─── Data records ───

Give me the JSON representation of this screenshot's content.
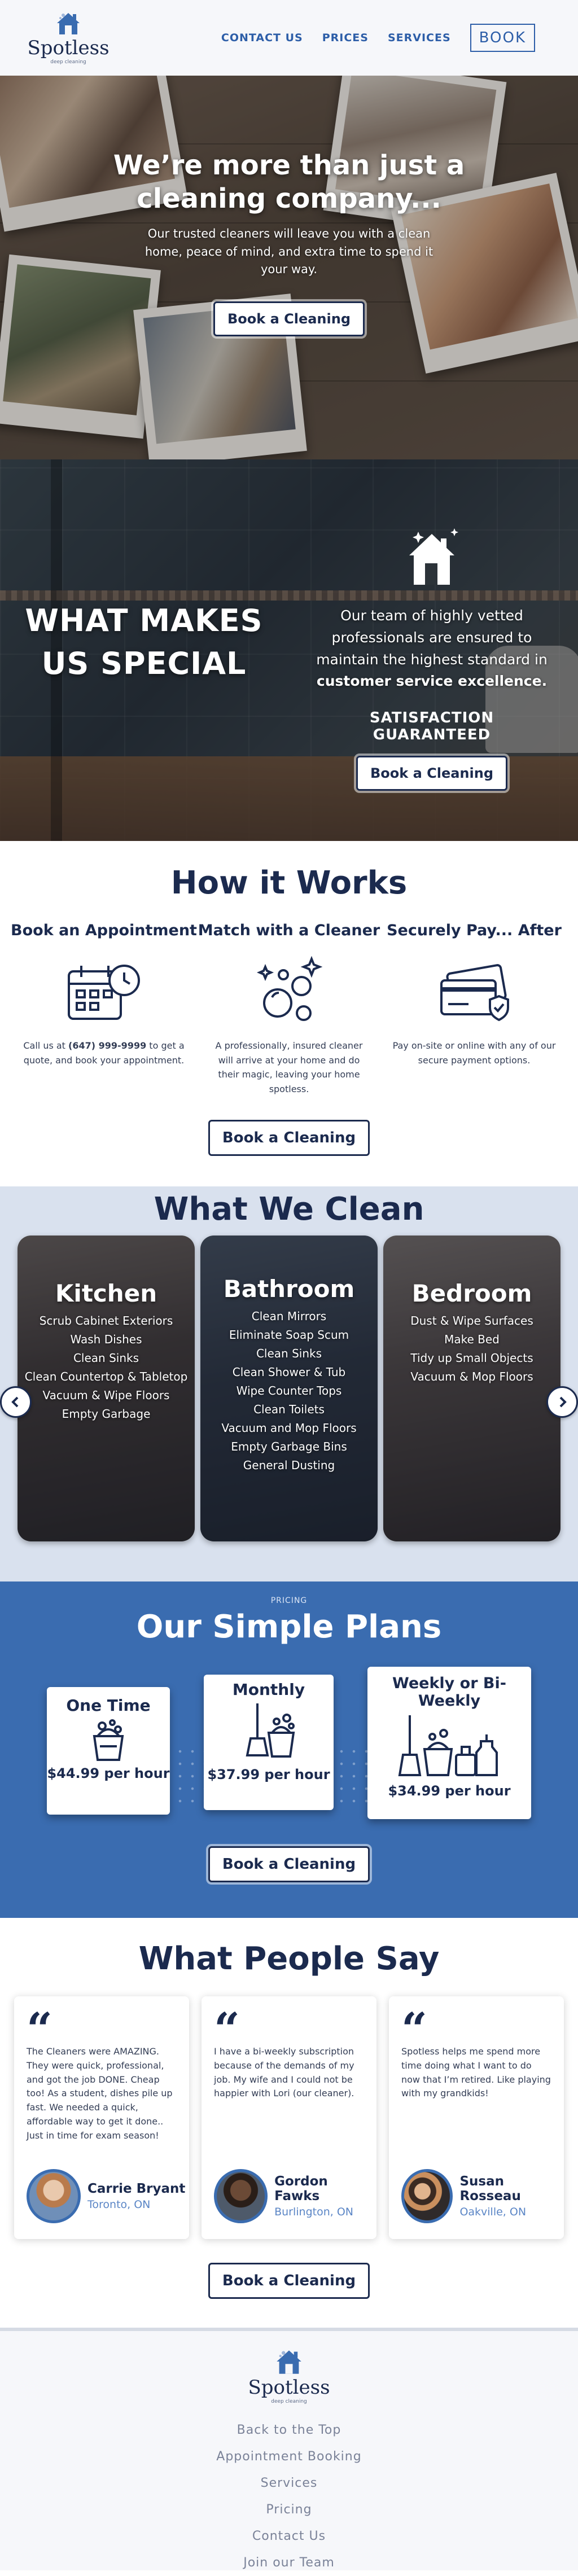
{
  "header": {
    "brand": "Spotless",
    "brand_sub": "deep cleaning",
    "nav": [
      "CONTACT US",
      "PRICES",
      "SERVICES"
    ],
    "book": "BOOK"
  },
  "hero": {
    "title": "We’re more than just a cleaning company...",
    "subtitle": "Our trusted cleaners will leave you with a clean home, peace of mind, and extra time to spend it your way.",
    "cta": "Book a Cleaning"
  },
  "special": {
    "title": "WHAT MAKES US SPECIAL",
    "text_before": "Our team of highly vetted professionals are ensured to maintain the highest standard in ",
    "text_bold": "customer service excellence.",
    "guarantee": "SATISFACTION GUARANTEED",
    "cta": "Book a Cleaning"
  },
  "how": {
    "title": "How it Works",
    "steps": [
      {
        "title": "Book an Appointment",
        "text_pre": "Call us at ",
        "phone": "(647) 999-9999",
        "text_post": " to get a quote, and book your appointment.",
        "icon": "calendar-clock-icon"
      },
      {
        "title": "Match with a Cleaner",
        "text": "A professionally, insured cleaner will arrive at your home and do their magic, leaving your home spotless.",
        "icon": "sparkle-bubbles-icon"
      },
      {
        "title": "Securely Pay... After",
        "text": "Pay on-site or online with any of our secure payment options.",
        "icon": "secure-card-icon"
      }
    ],
    "cta": "Book a Cleaning"
  },
  "clean": {
    "title": "What We Clean",
    "cards": [
      {
        "title": "Kitchen",
        "items": [
          "Scrub Cabinet Exteriors",
          "Wash Dishes",
          "Clean Sinks",
          "Clean Countertop & Tabletop",
          "Vacuum & Wipe Floors",
          "Empty Garbage"
        ]
      },
      {
        "title": "Bathroom",
        "items": [
          "Clean Mirrors",
          "Eliminate Soap Scum",
          "Clean Sinks",
          "Clean Shower & Tub",
          "Wipe Counter Tops",
          "Clean Toilets",
          "Vacuum and Mop Floors",
          "Empty Garbage Bins",
          "General Dusting"
        ]
      },
      {
        "title": "Bedroom",
        "items": [
          "Dust & Wipe Surfaces",
          "Make Bed",
          "Tidy up Small Objects",
          "Vacuum & Mop Floors"
        ]
      }
    ]
  },
  "pricing": {
    "kicker": "PRICING",
    "title": "Our Simple Plans",
    "plans": [
      {
        "name": "One Time",
        "price": "$44.99 per hour"
      },
      {
        "name": "Monthly",
        "price": "$37.99 per hour"
      },
      {
        "name": "Weekly or Bi-Weekly",
        "price": "$34.99 per hour"
      }
    ],
    "cta": "Book a Cleaning"
  },
  "testimonials": {
    "title": "What People Say",
    "items": [
      {
        "text": "The Cleaners were AMAZING. They were quick, professional, and got the job DONE. Cheap too! As a student, dishes pile up fast. We needed a quick, affordable way to get it done.. Just in time for exam season!",
        "name": "Carrie Bryant",
        "location": "Toronto, ON"
      },
      {
        "text": "I have a bi-weekly subscription because of the demands of my job. My wife and I could not be happier with Lori (our cleaner).",
        "name": "Gordon Fawks",
        "location": "Burlington, ON"
      },
      {
        "text": "Spotless helps me spend more time doing what I want to do now that I’m retired. Like playing with my grandkids!",
        "name": "Susan Rosseau",
        "location": "Oakville, ON"
      }
    ],
    "cta": "Book a Cleaning"
  },
  "footer": {
    "brand": "Spotless",
    "brand_sub": "deep cleaning",
    "links": [
      "Back to the Top",
      "Appointment Booking",
      "Services",
      "Pricing",
      "Contact Us",
      "Join our Team"
    ]
  },
  "colors": {
    "navy": "#1b2a4e",
    "blue": "#3a6cb0",
    "link": "#2d5ea8",
    "light": "#d9e1ee"
  }
}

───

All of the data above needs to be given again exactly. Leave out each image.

Give me the JSON representation of this screenshot's content.
{
  "header": {
    "brand": "Spotless",
    "brand_sub": "deep cleaning",
    "nav": [
      "CONTACT US",
      "PRICES",
      "SERVICES"
    ],
    "book": "BOOK"
  },
  "hero": {
    "title": "We’re more than just a cleaning company...",
    "subtitle": "Our trusted cleaners will leave you with a clean home, peace of mind, and extra time to spend it your way.",
    "cta": "Book a Cleaning"
  },
  "special": {
    "title": "WHAT MAKES US SPECIAL",
    "text_before": "Our team of highly vetted professionals are ensured to maintain the highest standard in ",
    "text_bold": "customer service excellence.",
    "guarantee": "SATISFACTION GUARANTEED",
    "cta": "Book a Cleaning"
  },
  "how": {
    "title": "How it Works",
    "steps": [
      {
        "title": "Book an Appointment",
        "text_pre": "Call us at ",
        "phone": "(647) 999-9999",
        "text_post": " to get a quote, and book your appointment.",
        "icon": "calendar-clock-icon"
      },
      {
        "title": "Match with a Cleaner",
        "text": "A professionally, insured cleaner will arrive at your home and do their magic, leaving your home spotless.",
        "icon": "sparkle-bubbles-icon"
      },
      {
        "title": "Securely Pay... After",
        "text": "Pay on-site or online with any of our secure payment options.",
        "icon": "secure-card-icon"
      }
    ],
    "cta": "Book a Cleaning"
  },
  "clean": {
    "title": "What We Clean",
    "cards": [
      {
        "title": "Kitchen",
        "items": [
          "Scrub Cabinet Exteriors",
          "Wash Dishes",
          "Clean Sinks",
          "Clean Countertop & Tabletop",
          "Vacuum & Wipe Floors",
          "Empty Garbage"
        ]
      },
      {
        "title": "Bathroom",
        "items": [
          "Clean Mirrors",
          "Eliminate Soap Scum",
          "Clean Sinks",
          "Clean Shower & Tub",
          "Wipe Counter Tops",
          "Clean Toilets",
          "Vacuum and Mop Floors",
          "Empty Garbage Bins",
          "General Dusting"
        ]
      },
      {
        "title": "Bedroom",
        "items": [
          "Dust & Wipe Surfaces",
          "Make Bed",
          "Tidy up Small Objects",
          "Vacuum & Mop Floors"
        ]
      }
    ]
  },
  "pricing": {
    "kicker": "PRICING",
    "title": "Our Simple Plans",
    "plans": [
      {
        "name": "One Time",
        "price": "$44.99 per hour"
      },
      {
        "name": "Monthly",
        "price": "$37.99 per hour"
      },
      {
        "name": "Weekly or Bi-Weekly",
        "price": "$34.99 per hour"
      }
    ],
    "cta": "Book a Cleaning"
  },
  "testimonials": {
    "title": "What People Say",
    "items": [
      {
        "text": "The Cleaners were AMAZING. They were quick, professional, and got the job DONE. Cheap too! As a student, dishes pile up fast. We needed a quick, affordable way to get it done.. Just in time for exam season!",
        "name": "Carrie Bryant",
        "location": "Toronto, ON"
      },
      {
        "text": "I have a bi-weekly subscription because of the demands of my job. My wife and I could not be happier with Lori (our cleaner).",
        "name": "Gordon Fawks",
        "location": "Burlington, ON"
      },
      {
        "text": "Spotless helps me spend more time doing what I want to do now that I’m retired. Like playing with my grandkids!",
        "name": "Susan Rosseau",
        "location": "Oakville, ON"
      }
    ],
    "cta": "Book a Cleaning"
  },
  "footer": {
    "brand": "Spotless",
    "brand_sub": "deep cleaning",
    "links": [
      "Back to the Top",
      "Appointment Booking",
      "Services",
      "Pricing",
      "Contact Us",
      "Join our Team"
    ]
  },
  "colors": {
    "navy": "#1b2a4e",
    "blue": "#3a6cb0",
    "link": "#2d5ea8",
    "light": "#d9e1ee"
  }
}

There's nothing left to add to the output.